Adobe Stock

Pets are part of the family, and in some cases, those looking for housing will put the needs of their pets above all else.

New York Times writer Kim Velsey profiles a New York couple that traded a desirable Park Slope location for an apartment with good outdoor access for their sick dog Bonnie, who couldn't go on long walks to the park 15 minutes away. This limited the couple's options, especially in New York City where outdoor space is scarce.

Of their two choices, one was a shoe box in a good location in Park Slope and the other a roomy one-bedroom in South Slope without a dishwasher. Also, the backyard could only be reached through a window — which they had to bend down and squat to get through — to reach a set of wooden steps leading to the ground. More complicated still, it was shared with the first-floor tenants across the hall, who also had two dogs.

They moved in this May, though not without some misgivings. While the layout of their new apartment is superior to that of their old place, which had a front door that opened directly onto the bathroom, their new bathroom is tiny and there is no superintendent or laundry in the building. And living on the first floor has meant curbside trash collection right outside their bedroom window, along with an ant infestation that required large quantities of caulk to eliminate.
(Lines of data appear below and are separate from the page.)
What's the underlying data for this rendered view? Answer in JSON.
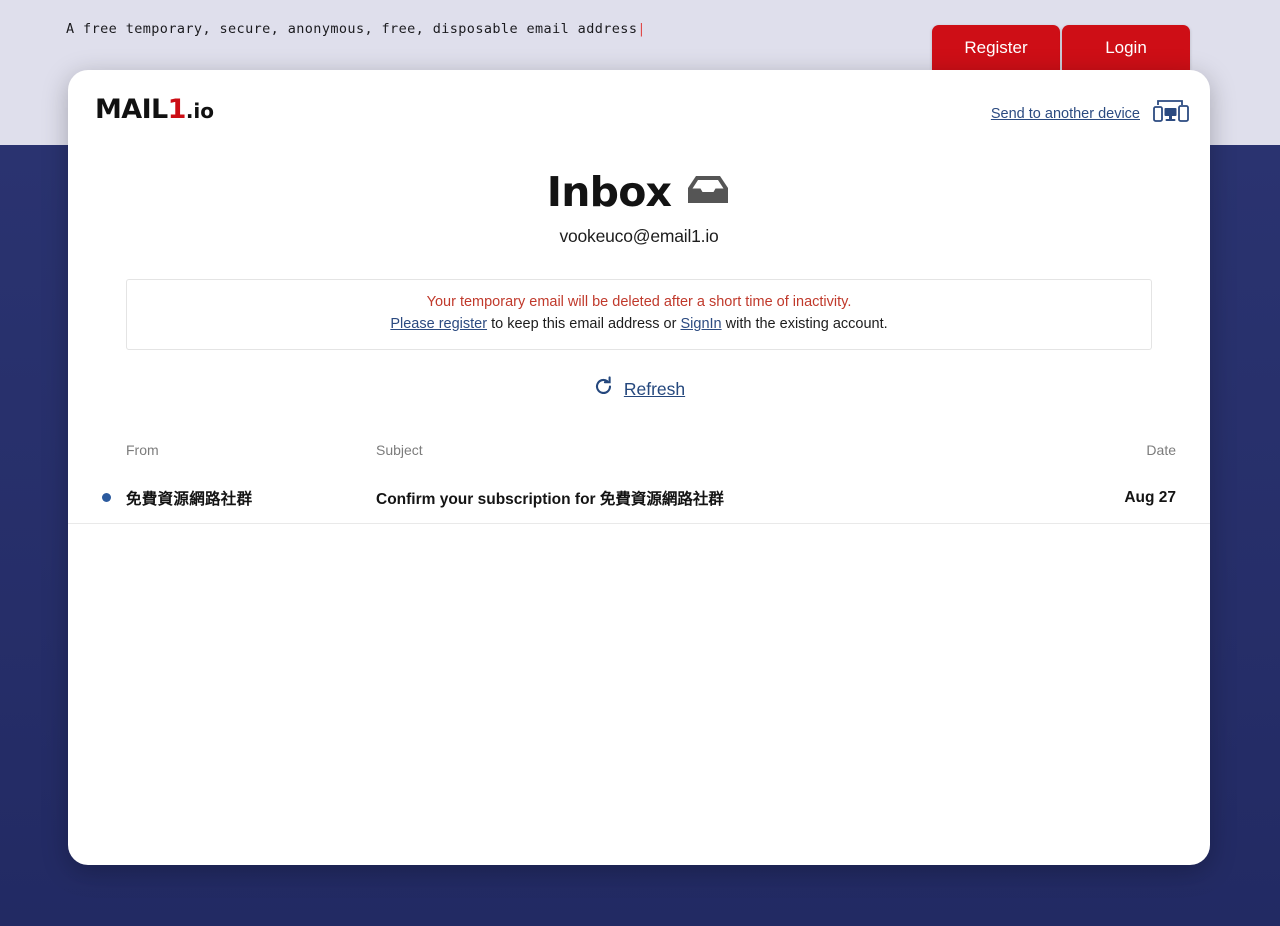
{
  "background": {
    "top_band_color": "#dfdfec",
    "bottom_color": "#272f6b"
  },
  "tagline": {
    "text": "A free temporary, secure, anonymous, free, disposable email address",
    "caret": "|",
    "caret_color": "#e04a4a"
  },
  "auth": {
    "register_label": "Register",
    "login_label": "Login",
    "button_color": "#ce0e16"
  },
  "brand": {
    "name_part1": "MAIL",
    "name_accent": "1",
    "name_tld": ".io",
    "accent_color": "#cc0d14"
  },
  "header": {
    "send_to_device_label": "Send to another device",
    "send_to_device_icon": "devices-icon",
    "link_color": "#2b4a80"
  },
  "inbox": {
    "title": "Inbox",
    "title_icon": "inbox-tray-icon",
    "email_address": "vookeuco@email1.io"
  },
  "notice": {
    "warning_text": "Your temporary email will be deleted after a short time of inactivity.",
    "warning_color": "#c0392b",
    "register_link": "Please register",
    "middle_text": " to keep this email address or ",
    "signin_link": "SignIn",
    "tail_text": "  with the existing account."
  },
  "refresh": {
    "label": "Refresh",
    "icon": "refresh-circular-arrow-icon",
    "color": "#24477d"
  },
  "mail_table": {
    "columns": {
      "from": "From",
      "subject": "Subject",
      "date": "Date"
    },
    "rows": [
      {
        "unread": true,
        "from": "免費資源網路社群",
        "subject": "Confirm your subscription for 免費資源網路社群",
        "date": "Aug 27",
        "unread_dot_color": "#2b5a9e"
      }
    ]
  }
}
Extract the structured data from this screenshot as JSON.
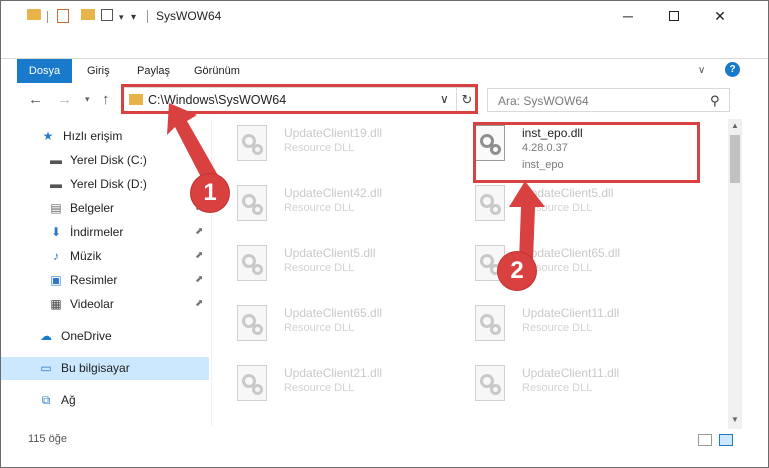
{
  "window": {
    "title": "SysWOW64",
    "minimize_label": "─",
    "close_label": "✕"
  },
  "ribbon": {
    "tabs": [
      "Dosya",
      "Giriş",
      "Paylaş",
      "Görünüm"
    ],
    "help_label": "?"
  },
  "address_bar": {
    "path": "C:\\Windows\\SysWOW64"
  },
  "search": {
    "placeholder": "Ara: SysWOW64"
  },
  "sidebar": {
    "items": [
      {
        "label": "Hızlı erişim",
        "icon": "star-icon"
      },
      {
        "label": "Yerel Disk (C:)",
        "icon": "drive-icon"
      },
      {
        "label": "Yerel Disk (D:)",
        "icon": "drive-icon"
      },
      {
        "label": "Belgeler",
        "icon": "documents-icon",
        "pinned": true
      },
      {
        "label": "İndirmeler",
        "icon": "download-icon",
        "pinned": true
      },
      {
        "label": "Müzik",
        "icon": "music-icon",
        "pinned": true
      },
      {
        "label": "Resimler",
        "icon": "pictures-icon",
        "pinned": true
      },
      {
        "label": "Videolar",
        "icon": "videos-icon",
        "pinned": true
      },
      {
        "label": "OneDrive",
        "icon": "cloud-icon"
      },
      {
        "label": "Bu bilgisayar",
        "icon": "computer-icon",
        "selected": true
      },
      {
        "label": "Ağ",
        "icon": "network-icon"
      }
    ]
  },
  "files": {
    "left": [
      {
        "name": "UpdateClient19.dll",
        "type": "Resource DLL"
      },
      {
        "name": "UpdateClient42.dll",
        "type": "Resource DLL"
      },
      {
        "name": "UpdateClient5.dll",
        "type": "Resource DLL"
      },
      {
        "name": "UpdateClient65.dll",
        "type": "Resource DLL"
      },
      {
        "name": "UpdateClient21.dll",
        "type": "Resource DLL"
      }
    ],
    "right": [
      {
        "name": "inst_epo.dll",
        "version": "4.28.0.37",
        "type": "inst_epo",
        "highlighted": true
      },
      {
        "name": "UpdateClient5.dll",
        "type": "Resource DLL"
      },
      {
        "name": "UpdateClient65.dll",
        "type": "Resource DLL"
      },
      {
        "name": "UpdateClient11.dll",
        "type": "Resource DLL"
      },
      {
        "name": "UpdateClient11.dll",
        "type": "Resource DLL"
      }
    ]
  },
  "status_bar": {
    "item_count": "115 öğe"
  },
  "annotations": {
    "step_1": "1",
    "step_2": "2",
    "color": "#d94141"
  },
  "colors": {
    "accent": "#1979ca",
    "selected_bg": "#cce8ff"
  }
}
“We completely downgraded for Bonnie,” said John Tucker, the tenant and Bonnie's owner.

Read More